In addition to helping rebuild the Pratt City neighborhood, the grant application proposed the creation of walking and biking corridors between downtown attractions and through adjacent neighborhoods. It also proposed supporting the extension of the Shades Creek Greenway in Homewood, and trail and road connections between the western communities of Fairfield and Midfield to Red Mountain Park.
The proposal has roots in the efforts of a community coalition led by the Jefferson County Department of Public Health to combat obesity and smoking. That effort supported the design of a regional system of walking and biking trails, the Red Rock Ridge and Valley trail system. Pieces of that system were included in the application.
Along with Sewell, a Democrat; U.S. Sen. Jeff Sessions and Rep. Spencer Bachus, both Republicans, supported the application.
"This represents visionary thinking, not just because of the ambitious scope of the project but because of the way it has brought so many parties together to work for the common good of all of our citizens," Bachus said in a release.
Birmingham Mayor William Bell also praised the bipartisan effort. "All of our congressional representatives have been very open to us and accommodating and they've opened the door so we can talk to people like (U.S. Transportation) Secretary (Ray) LaHood and the White House," Bell said.
The grant application also was strengthened by pledges of $387,100 in private philanthropic support from donors to the Community Foundation of Greater Birmingham, the Mike and Gillian Goodrich Foundation and the Susan Mott Webb Charitable Trust. UAB and the Jefferson County Department of Health also pledged matching money.
"We see potential for true transformation with this investment," said Kate Nielsen, president of the Community Foundation of Greater Birmingham.

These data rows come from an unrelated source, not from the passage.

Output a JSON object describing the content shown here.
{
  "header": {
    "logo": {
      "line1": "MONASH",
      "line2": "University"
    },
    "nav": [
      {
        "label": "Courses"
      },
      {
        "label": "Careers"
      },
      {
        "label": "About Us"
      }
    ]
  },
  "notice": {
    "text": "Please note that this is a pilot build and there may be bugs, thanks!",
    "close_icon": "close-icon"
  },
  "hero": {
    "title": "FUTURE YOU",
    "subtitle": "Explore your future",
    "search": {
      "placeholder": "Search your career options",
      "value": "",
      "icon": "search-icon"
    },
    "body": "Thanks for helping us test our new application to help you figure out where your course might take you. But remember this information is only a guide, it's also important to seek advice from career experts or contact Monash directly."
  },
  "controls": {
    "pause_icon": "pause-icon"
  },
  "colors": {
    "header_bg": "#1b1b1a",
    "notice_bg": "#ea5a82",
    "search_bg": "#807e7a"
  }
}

Jackson added that this is only the beginning.
"This also means we won't quit," she said. "We are going to go back at it again and again."